┌─ INPUT MATERIAL
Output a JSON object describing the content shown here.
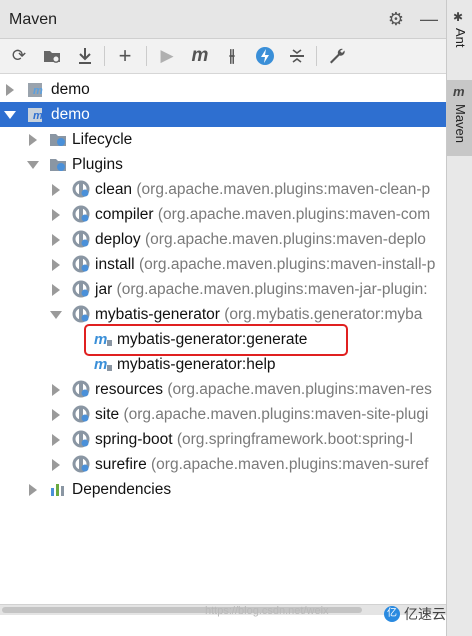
{
  "panel": {
    "title": "Maven"
  },
  "tree": {
    "root_collapsed": "demo",
    "root_expanded": "demo",
    "lifecycle": "Lifecycle",
    "plugins": "Plugins",
    "plugin_items": [
      {
        "name": "clean",
        "coord": "(org.apache.maven.plugins:maven-clean-p"
      },
      {
        "name": "compiler",
        "coord": "(org.apache.maven.plugins:maven-com"
      },
      {
        "name": "deploy",
        "coord": "(org.apache.maven.plugins:maven-deplo"
      },
      {
        "name": "install",
        "coord": "(org.apache.maven.plugins:maven-install-p"
      },
      {
        "name": "jar",
        "coord": "(org.apache.maven.plugins:maven-jar-plugin:"
      },
      {
        "name": "mybatis-generator",
        "coord": "(org.mybatis.generator:myba"
      },
      {
        "name": "resources",
        "coord": "(org.apache.maven.plugins:maven-res"
      },
      {
        "name": "site",
        "coord": "(org.apache.maven.plugins:maven-site-plugi"
      },
      {
        "name": "spring-boot",
        "coord": "(org.springframework.boot:spring-l"
      },
      {
        "name": "surefire",
        "coord": "(org.apache.maven.plugins:maven-suref"
      }
    ],
    "goals": [
      "mybatis-generator:generate",
      "mybatis-generator:help"
    ],
    "dependencies": "Dependencies"
  },
  "right_tabs": [
    "Ant",
    "Maven"
  ],
  "watermark": "https://blog.csdn.net/weix",
  "brand": {
    "logo": "亿",
    "name": "亿速云"
  },
  "colors": {
    "selection": "#2e6fd0",
    "highlight_box": "#e02020"
  }
}
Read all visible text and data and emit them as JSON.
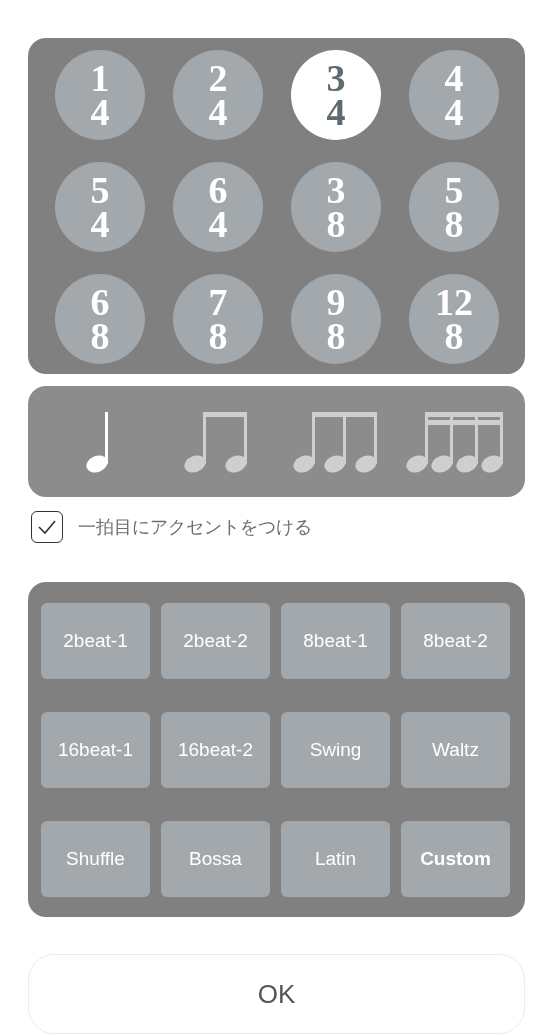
{
  "time_signatures": [
    {
      "numerator": "1",
      "denominator": "4",
      "selected": false
    },
    {
      "numerator": "2",
      "denominator": "4",
      "selected": false
    },
    {
      "numerator": "3",
      "denominator": "4",
      "selected": true
    },
    {
      "numerator": "4",
      "denominator": "4",
      "selected": false
    },
    {
      "numerator": "5",
      "denominator": "4",
      "selected": false
    },
    {
      "numerator": "6",
      "denominator": "4",
      "selected": false
    },
    {
      "numerator": "3",
      "denominator": "8",
      "selected": false
    },
    {
      "numerator": "5",
      "denominator": "8",
      "selected": false
    },
    {
      "numerator": "6",
      "denominator": "8",
      "selected": false
    },
    {
      "numerator": "7",
      "denominator": "8",
      "selected": false
    },
    {
      "numerator": "9",
      "denominator": "8",
      "selected": false
    },
    {
      "numerator": "12",
      "denominator": "8",
      "selected": false
    }
  ],
  "subdivisions": [
    {
      "kind": "quarter",
      "selected": true
    },
    {
      "kind": "eighth",
      "selected": false
    },
    {
      "kind": "triplet",
      "selected": false
    },
    {
      "kind": "sixteenth",
      "selected": false
    }
  ],
  "accent_option": {
    "label": "一拍目にアクセントをつける",
    "checked": true
  },
  "rhythm_presets": [
    {
      "label": "2beat-1",
      "kind": "preset"
    },
    {
      "label": "2beat-2",
      "kind": "preset"
    },
    {
      "label": "8beat-1",
      "kind": "preset"
    },
    {
      "label": "8beat-2",
      "kind": "preset"
    },
    {
      "label": "16beat-1",
      "kind": "preset"
    },
    {
      "label": "16beat-2",
      "kind": "preset"
    },
    {
      "label": "Swing",
      "kind": "preset"
    },
    {
      "label": "Waltz",
      "kind": "preset"
    },
    {
      "label": "Shuffle",
      "kind": "preset"
    },
    {
      "label": "Bossa",
      "kind": "preset"
    },
    {
      "label": "Latin",
      "kind": "preset"
    },
    {
      "label": "Custom",
      "kind": "custom"
    }
  ],
  "ok_button": {
    "label": "OK"
  }
}
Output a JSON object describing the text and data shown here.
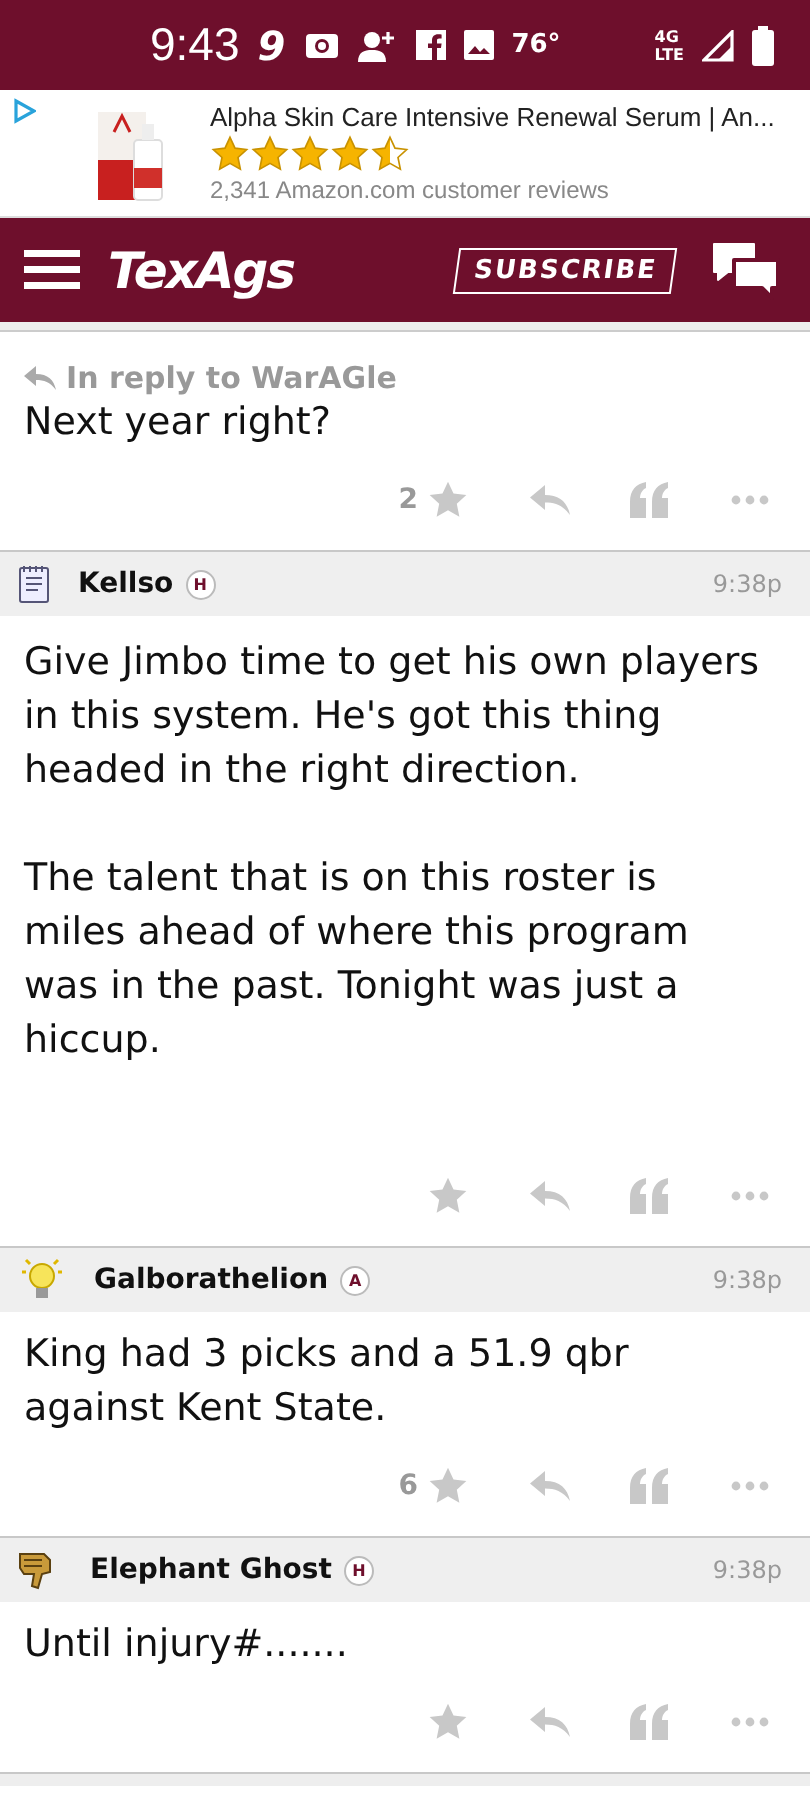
{
  "status_bar": {
    "time": "9:43",
    "app_badge": "9",
    "temperature": "76°",
    "network_top": "4G",
    "network_bottom": "LTE"
  },
  "ad": {
    "title": "Alpha Skin Care Intensive Renewal Serum | An...",
    "stars": 4.5,
    "reviews": "2,341 Amazon.com customer reviews"
  },
  "nav": {
    "logo": "TexAgs",
    "subscribe": "SUBSCRIBE"
  },
  "posts": [
    {
      "kind": "reply",
      "reply_to": "In reply to WarAGle",
      "paragraphs": [
        "Next year right?"
      ],
      "star_count": "2"
    },
    {
      "kind": "post",
      "avatar": {
        "kind": "notepad"
      },
      "author": "Kellso",
      "badge": "H",
      "time": "9:38p",
      "paragraphs": [
        "Give Jimbo time to get his own players in this system. He's got this thing headed in the right direction.",
        "The talent that is on this roster is miles ahead of where this program was in the past. Tonight was just a hiccup."
      ],
      "tall": true
    },
    {
      "kind": "post",
      "avatar": {
        "kind": "bulb"
      },
      "author": "Galborathelion",
      "badge": "A",
      "time": "9:38p",
      "paragraphs": [
        "King had 3 picks and a 51.9 qbr against Kent State."
      ],
      "star_count": "6"
    },
    {
      "kind": "post",
      "avatar": {
        "kind": "hand"
      },
      "author": "Elephant Ghost",
      "badge": "H",
      "time": "9:38p",
      "paragraphs": [
        "Until injury#......."
      ]
    }
  ]
}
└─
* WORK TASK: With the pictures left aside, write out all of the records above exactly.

* YOUR SOLUTION:
Output a JSON object describing the content shown here.
{
  "panel": {
    "title": "Maven"
  },
  "tree": {
    "root_collapsed": "demo",
    "root_expanded": "demo",
    "lifecycle": "Lifecycle",
    "plugins": "Plugins",
    "plugin_items": [
      {
        "name": "clean",
        "coord": "(org.apache.maven.plugins:maven-clean-p"
      },
      {
        "name": "compiler",
        "coord": "(org.apache.maven.plugins:maven-com"
      },
      {
        "name": "deploy",
        "coord": "(org.apache.maven.plugins:maven-deplo"
      },
      {
        "name": "install",
        "coord": "(org.apache.maven.plugins:maven-install-p"
      },
      {
        "name": "jar",
        "coord": "(org.apache.maven.plugins:maven-jar-plugin:"
      },
      {
        "name": "mybatis-generator",
        "coord": "(org.mybatis.generator:myba"
      },
      {
        "name": "resources",
        "coord": "(org.apache.maven.plugins:maven-res"
      },
      {
        "name": "site",
        "coord": "(org.apache.maven.plugins:maven-site-plugi"
      },
      {
        "name": "spring-boot",
        "coord": "(org.springframework.boot:spring-l"
      },
      {
        "name": "surefire",
        "coord": "(org.apache.maven.plugins:maven-suref"
      }
    ],
    "goals": [
      "mybatis-generator:generate",
      "mybatis-generator:help"
    ],
    "dependencies": "Dependencies"
  },
  "right_tabs": [
    "Ant",
    "Maven"
  ],
  "watermark": "https://blog.csdn.net/weix",
  "brand": {
    "logo": "亿",
    "name": "亿速云"
  },
  "colors": {
    "selection": "#2e6fd0",
    "highlight_box": "#e02020"
  }
}
Read all visible text and data and emit them as JSON.
{
  "time_signatures": [
    {
      "numerator": "1",
      "denominator": "4",
      "selected": false
    },
    {
      "numerator": "2",
      "denominator": "4",
      "selected": false
    },
    {
      "numerator": "3",
      "denominator": "4",
      "selected": true
    },
    {
      "numerator": "4",
      "denominator": "4",
      "selected": false
    },
    {
      "numerator": "5",
      "denominator": "4",
      "selected": false
    },
    {
      "numerator": "6",
      "denominator": "4",
      "selected": false
    },
    {
      "numerator": "3",
      "denominator": "8",
      "selected": false
    },
    {
      "numerator": "5",
      "denominator": "8",
      "selected": false
    },
    {
      "numerator": "6",
      "denominator": "8",
      "selected": false
    },
    {
      "numerator": "7",
      "denominator": "8",
      "selected": false
    },
    {
      "numerator": "9",
      "denominator": "8",
      "selected": false
    },
    {
      "numerator": "12",
      "denominator": "8",
      "selected": false
    }
  ],
  "subdivisions": [
    {
      "kind": "quarter",
      "selected": true
    },
    {
      "kind": "eighth",
      "selected": false
    },
    {
      "kind": "triplet",
      "selected": false
    },
    {
      "kind": "sixteenth",
      "selected": false
    }
  ],
  "accent_option": {
    "label": "一拍目にアクセントをつける",
    "checked": true
  },
  "rhythm_presets": [
    {
      "label": "2beat-1",
      "kind": "preset"
    },
    {
      "label": "2beat-2",
      "kind": "preset"
    },
    {
      "label": "8beat-1",
      "kind": "preset"
    },
    {
      "label": "8beat-2",
      "kind": "preset"
    },
    {
      "label": "16beat-1",
      "kind": "preset"
    },
    {
      "label": "16beat-2",
      "kind": "preset"
    },
    {
      "label": "Swing",
      "kind": "preset"
    },
    {
      "label": "Waltz",
      "kind": "preset"
    },
    {
      "label": "Shuffle",
      "kind": "preset"
    },
    {
      "label": "Bossa",
      "kind": "preset"
    },
    {
      "label": "Latin",
      "kind": "preset"
    },
    {
      "label": "Custom",
      "kind": "custom"
    }
  ],
  "ok_button": {
    "label": "OK"
  }
}
Output a JSON object describing the text and data shown here.
{
  "status_bar": {
    "time": "9:43",
    "app_badge": "9",
    "temperature": "76°",
    "network_top": "4G",
    "network_bottom": "LTE"
  },
  "ad": {
    "title": "Alpha Skin Care Intensive Renewal Serum | An...",
    "stars": 4.5,
    "reviews": "2,341 Amazon.com customer reviews"
  },
  "nav": {
    "logo": "TexAgs",
    "subscribe": "SUBSCRIBE"
  },
  "posts": [
    {
      "kind": "reply",
      "reply_to": "In reply to WarAGle",
      "paragraphs": [
        "Next year right?"
      ],
      "star_count": "2"
    },
    {
      "kind": "post",
      "avatar": {
        "kind": "notepad"
      },
      "author": "Kellso",
      "badge": "H",
      "time": "9:38p",
      "paragraphs": [
        "Give Jimbo time to get his own players in this system. He's got this thing headed in the right direction.",
        "The talent that is on this roster is miles ahead of where this program was in the past. Tonight was just a hiccup."
      ],
      "tall": true
    },
    {
      "kind": "post",
      "avatar": {
        "kind": "bulb"
      },
      "author": "Galborathelion",
      "badge": "A",
      "time": "9:38p",
      "paragraphs": [
        "King had 3 picks and a 51.9 qbr against Kent State."
      ],
      "star_count": "6"
    },
    {
      "kind": "post",
      "avatar": {
        "kind": "hand"
      },
      "author": "Elephant Ghost",
      "badge": "H",
      "time": "9:38p",
      "paragraphs": [
        "Until injury#......."
      ]
    }
  ]
}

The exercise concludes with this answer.